START Information

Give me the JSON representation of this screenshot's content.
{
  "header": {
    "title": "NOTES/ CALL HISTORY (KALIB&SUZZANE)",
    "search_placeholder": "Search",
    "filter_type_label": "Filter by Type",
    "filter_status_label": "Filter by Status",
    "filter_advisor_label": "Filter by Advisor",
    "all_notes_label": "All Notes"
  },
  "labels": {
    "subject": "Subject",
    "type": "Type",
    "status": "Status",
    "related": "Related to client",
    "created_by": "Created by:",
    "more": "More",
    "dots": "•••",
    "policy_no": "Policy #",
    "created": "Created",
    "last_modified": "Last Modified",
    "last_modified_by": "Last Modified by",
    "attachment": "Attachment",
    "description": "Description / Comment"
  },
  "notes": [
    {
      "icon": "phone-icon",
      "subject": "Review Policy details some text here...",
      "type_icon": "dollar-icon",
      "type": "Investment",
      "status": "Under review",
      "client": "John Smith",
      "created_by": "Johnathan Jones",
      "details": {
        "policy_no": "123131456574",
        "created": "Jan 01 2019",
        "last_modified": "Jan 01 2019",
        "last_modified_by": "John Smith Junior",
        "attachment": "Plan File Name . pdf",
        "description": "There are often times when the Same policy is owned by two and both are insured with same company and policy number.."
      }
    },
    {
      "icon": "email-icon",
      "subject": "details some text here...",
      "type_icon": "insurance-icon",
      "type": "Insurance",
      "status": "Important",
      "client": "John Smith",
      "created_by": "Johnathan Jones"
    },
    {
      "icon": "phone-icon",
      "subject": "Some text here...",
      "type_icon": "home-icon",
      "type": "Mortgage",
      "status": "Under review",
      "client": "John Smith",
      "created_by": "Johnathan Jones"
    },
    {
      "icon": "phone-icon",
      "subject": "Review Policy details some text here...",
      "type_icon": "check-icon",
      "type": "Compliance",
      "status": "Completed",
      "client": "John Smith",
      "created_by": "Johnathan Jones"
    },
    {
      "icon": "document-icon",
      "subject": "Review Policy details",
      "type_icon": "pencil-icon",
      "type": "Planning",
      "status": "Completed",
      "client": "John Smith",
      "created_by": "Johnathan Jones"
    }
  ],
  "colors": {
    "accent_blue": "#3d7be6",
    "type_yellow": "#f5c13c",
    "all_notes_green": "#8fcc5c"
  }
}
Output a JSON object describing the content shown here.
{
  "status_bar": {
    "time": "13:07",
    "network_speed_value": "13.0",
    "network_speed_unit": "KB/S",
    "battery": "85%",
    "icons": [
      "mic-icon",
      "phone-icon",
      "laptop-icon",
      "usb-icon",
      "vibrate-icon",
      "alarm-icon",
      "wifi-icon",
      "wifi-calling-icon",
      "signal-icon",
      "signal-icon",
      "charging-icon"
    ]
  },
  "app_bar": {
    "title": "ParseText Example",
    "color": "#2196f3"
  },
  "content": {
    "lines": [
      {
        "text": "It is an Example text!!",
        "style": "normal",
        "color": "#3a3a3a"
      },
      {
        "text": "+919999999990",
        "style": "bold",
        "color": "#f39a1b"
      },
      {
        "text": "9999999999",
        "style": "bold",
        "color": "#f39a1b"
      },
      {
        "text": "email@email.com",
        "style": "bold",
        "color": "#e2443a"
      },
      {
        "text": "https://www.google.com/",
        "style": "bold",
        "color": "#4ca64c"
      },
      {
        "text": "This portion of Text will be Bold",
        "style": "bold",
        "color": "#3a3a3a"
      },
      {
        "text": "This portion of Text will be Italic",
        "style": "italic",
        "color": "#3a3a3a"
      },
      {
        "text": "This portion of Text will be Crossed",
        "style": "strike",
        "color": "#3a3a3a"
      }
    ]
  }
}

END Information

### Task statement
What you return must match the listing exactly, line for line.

### Answer
Give me the JSON representation of this screenshot's content.
{
  "header": {
    "title": "NOTES/ CALL HISTORY (KALIB&SUZZANE)",
    "search_placeholder": "Search",
    "filter_type_label": "Filter by Type",
    "filter_status_label": "Filter by Status",
    "filter_advisor_label": "Filter by Advisor",
    "all_notes_label": "All Notes"
  },
  "labels": {
    "subject": "Subject",
    "type": "Type",
    "status": "Status",
    "related": "Related to client",
    "created_by": "Created by:",
    "more": "More",
    "dots": "•••",
    "policy_no": "Policy #",
    "created": "Created",
    "last_modified": "Last Modified",
    "last_modified_by": "Last Modified by",
    "attachment": "Attachment",
    "description": "Description / Comment"
  },
  "notes": [
    {
      "icon": "phone-icon",
      "subject": "Review Policy details some text here...",
      "type_icon": "dollar-icon",
      "type": "Investment",
      "status": "Under review",
      "client": "John Smith",
      "created_by": "Johnathan Jones",
      "details": {
        "policy_no": "123131456574",
        "created": "Jan 01 2019",
        "last_modified": "Jan 01 2019",
        "last_modified_by": "John Smith Junior",
        "attachment": "Plan File Name . pdf",
        "description": "There are often times when the Same policy is owned by two and both are insured with same company and policy number.."
      }
    },
    {
      "icon": "email-icon",
      "subject": "details some text here...",
      "type_icon": "insurance-icon",
      "type": "Insurance",
      "status": "Important",
      "client": "John Smith",
      "created_by": "Johnathan Jones"
    },
    {
      "icon": "phone-icon",
      "subject": "Some text here...",
      "type_icon": "home-icon",
      "type": "Mortgage",
      "status": "Under review",
      "client": "John Smith",
      "created_by": "Johnathan Jones"
    },
    {
      "icon": "phone-icon",
      "subject": "Review Policy details some text here...",
      "type_icon": "check-icon",
      "type": "Compliance",
      "status": "Completed",
      "client": "John Smith",
      "created_by": "Johnathan Jones"
    },
    {
      "icon": "document-icon",
      "subject": "Review Policy details",
      "type_icon": "pencil-icon",
      "type": "Planning",
      "status": "Completed",
      "client": "John Smith",
      "created_by": "Johnathan Jones"
    }
  ],
  "colors": {
    "accent_blue": "#3d7be6",
    "type_yellow": "#f5c13c",
    "all_notes_green": "#8fcc5c"
  }
}
Output a JSON object describing the content shown here.
{
  "status_bar": {
    "time": "13:07",
    "network_speed_value": "13.0",
    "network_speed_unit": "KB/S",
    "battery": "85%",
    "icons": [
      "mic-icon",
      "phone-icon",
      "laptop-icon",
      "usb-icon",
      "vibrate-icon",
      "alarm-icon",
      "wifi-icon",
      "wifi-calling-icon",
      "signal-icon",
      "signal-icon",
      "charging-icon"
    ]
  },
  "app_bar": {
    "title": "ParseText Example",
    "color": "#2196f3"
  },
  "content": {
    "lines": [
      {
        "text": "It is an Example text!!",
        "style": "normal",
        "color": "#3a3a3a"
      },
      {
        "text": "+919999999990",
        "style": "bold",
        "color": "#f39a1b"
      },
      {
        "text": "9999999999",
        "style": "bold",
        "color": "#f39a1b"
      },
      {
        "text": "email@email.com",
        "style": "bold",
        "color": "#e2443a"
      },
      {
        "text": "https://www.google.com/",
        "style": "bold",
        "color": "#4ca64c"
      },
      {
        "text": "This portion of Text will be Bold",
        "style": "bold",
        "color": "#3a3a3a"
      },
      {
        "text": "This portion of Text will be Italic",
        "style": "italic",
        "color": "#3a3a3a"
      },
      {
        "text": "This portion of Text will be Crossed",
        "style": "strike",
        "color": "#3a3a3a"
      }
    ]
  }
}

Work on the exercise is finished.